Losing your dog, especially after spending years or decades together, can honestly be just as painful as losing another human being. No matter the cause, grief can be different for everyone and for every situation of loss.
 
The pain of losing your pet may hit you all at once or wash over you in waves. Try to allow yourself plenty of time to process your loss and be sure to incorporate self-care as you do so:
 
  • Get some rest
  • Take a walk
  • Do what you need to truly take care of yourself
Sometimes you may even need additional help to work through the pain of losing your beloved pet. Very Well Health talks about support groups. Know that this is normal and totally okay.
 
Seek out a local support group or look for that additional emotional support online.
 
Consider using Rainbows Bridge, a virtual memorial home and grief support community for your departed fur baby.

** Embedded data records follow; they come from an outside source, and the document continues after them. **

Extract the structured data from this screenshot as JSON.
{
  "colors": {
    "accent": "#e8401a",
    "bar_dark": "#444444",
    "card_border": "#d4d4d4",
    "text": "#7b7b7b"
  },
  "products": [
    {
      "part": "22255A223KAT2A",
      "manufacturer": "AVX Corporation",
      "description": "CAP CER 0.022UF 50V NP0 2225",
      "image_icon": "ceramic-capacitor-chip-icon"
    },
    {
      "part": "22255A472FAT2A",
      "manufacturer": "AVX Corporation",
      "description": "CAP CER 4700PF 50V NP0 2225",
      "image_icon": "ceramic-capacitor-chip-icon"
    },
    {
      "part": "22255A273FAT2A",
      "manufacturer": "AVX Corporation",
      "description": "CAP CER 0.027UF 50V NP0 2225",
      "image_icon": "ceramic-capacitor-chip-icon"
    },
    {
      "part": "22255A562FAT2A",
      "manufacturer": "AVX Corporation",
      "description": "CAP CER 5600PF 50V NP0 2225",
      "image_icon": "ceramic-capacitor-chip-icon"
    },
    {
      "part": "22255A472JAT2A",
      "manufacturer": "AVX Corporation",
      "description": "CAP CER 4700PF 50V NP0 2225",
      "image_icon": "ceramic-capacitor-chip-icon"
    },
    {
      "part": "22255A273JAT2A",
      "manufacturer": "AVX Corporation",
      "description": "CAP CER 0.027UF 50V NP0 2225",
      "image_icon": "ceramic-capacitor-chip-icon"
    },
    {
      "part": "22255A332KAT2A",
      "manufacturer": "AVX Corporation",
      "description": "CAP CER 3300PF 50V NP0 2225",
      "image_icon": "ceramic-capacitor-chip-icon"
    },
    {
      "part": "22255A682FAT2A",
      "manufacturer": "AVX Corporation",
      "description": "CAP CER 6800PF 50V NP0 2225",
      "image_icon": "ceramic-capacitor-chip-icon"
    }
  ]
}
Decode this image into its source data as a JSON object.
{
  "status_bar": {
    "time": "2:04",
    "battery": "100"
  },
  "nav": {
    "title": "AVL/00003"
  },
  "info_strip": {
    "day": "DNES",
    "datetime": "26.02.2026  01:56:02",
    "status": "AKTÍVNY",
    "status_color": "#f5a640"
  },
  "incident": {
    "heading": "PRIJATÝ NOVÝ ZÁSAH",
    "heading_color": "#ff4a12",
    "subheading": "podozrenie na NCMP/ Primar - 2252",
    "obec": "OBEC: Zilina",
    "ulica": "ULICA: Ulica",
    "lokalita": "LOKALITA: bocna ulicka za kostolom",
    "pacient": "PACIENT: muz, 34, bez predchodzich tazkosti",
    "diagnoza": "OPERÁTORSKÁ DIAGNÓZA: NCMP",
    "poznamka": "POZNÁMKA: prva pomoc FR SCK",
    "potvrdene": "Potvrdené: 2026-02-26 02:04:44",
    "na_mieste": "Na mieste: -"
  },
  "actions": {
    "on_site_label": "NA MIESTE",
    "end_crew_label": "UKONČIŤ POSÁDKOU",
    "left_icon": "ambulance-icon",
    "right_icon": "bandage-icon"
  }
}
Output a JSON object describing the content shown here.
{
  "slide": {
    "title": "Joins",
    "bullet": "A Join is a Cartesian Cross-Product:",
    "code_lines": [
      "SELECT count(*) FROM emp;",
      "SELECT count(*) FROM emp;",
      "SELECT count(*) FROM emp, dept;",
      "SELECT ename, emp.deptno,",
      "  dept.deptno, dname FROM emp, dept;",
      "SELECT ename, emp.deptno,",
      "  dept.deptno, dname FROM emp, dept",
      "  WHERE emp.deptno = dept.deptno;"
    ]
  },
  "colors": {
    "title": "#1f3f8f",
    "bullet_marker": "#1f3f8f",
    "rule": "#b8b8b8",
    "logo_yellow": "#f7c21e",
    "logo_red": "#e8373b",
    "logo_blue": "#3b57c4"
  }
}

Whether furry, feathered or scaled, all are welcome.
 
There are even counselors and groups that exist to exclusively support bereaved pet owners, but you should find an outlet that works best for you and your individual grief.
 
Letting go of a loved one is never easy and that applies to beloved pets as well. Dealing with the loss of a pet; however, is inevitable when you choose to love an animal.
 
But to be honest, the pain of grieving your pet is worth the love, affection and joy you will experience during the years before. Cherish the time you have with your pet(s), provide the level of care your companion deserves and be mindful of the difference you were able to make in the life of such a noble beast.
 
That is really the best way you can honor the life of your pets and the life you live together.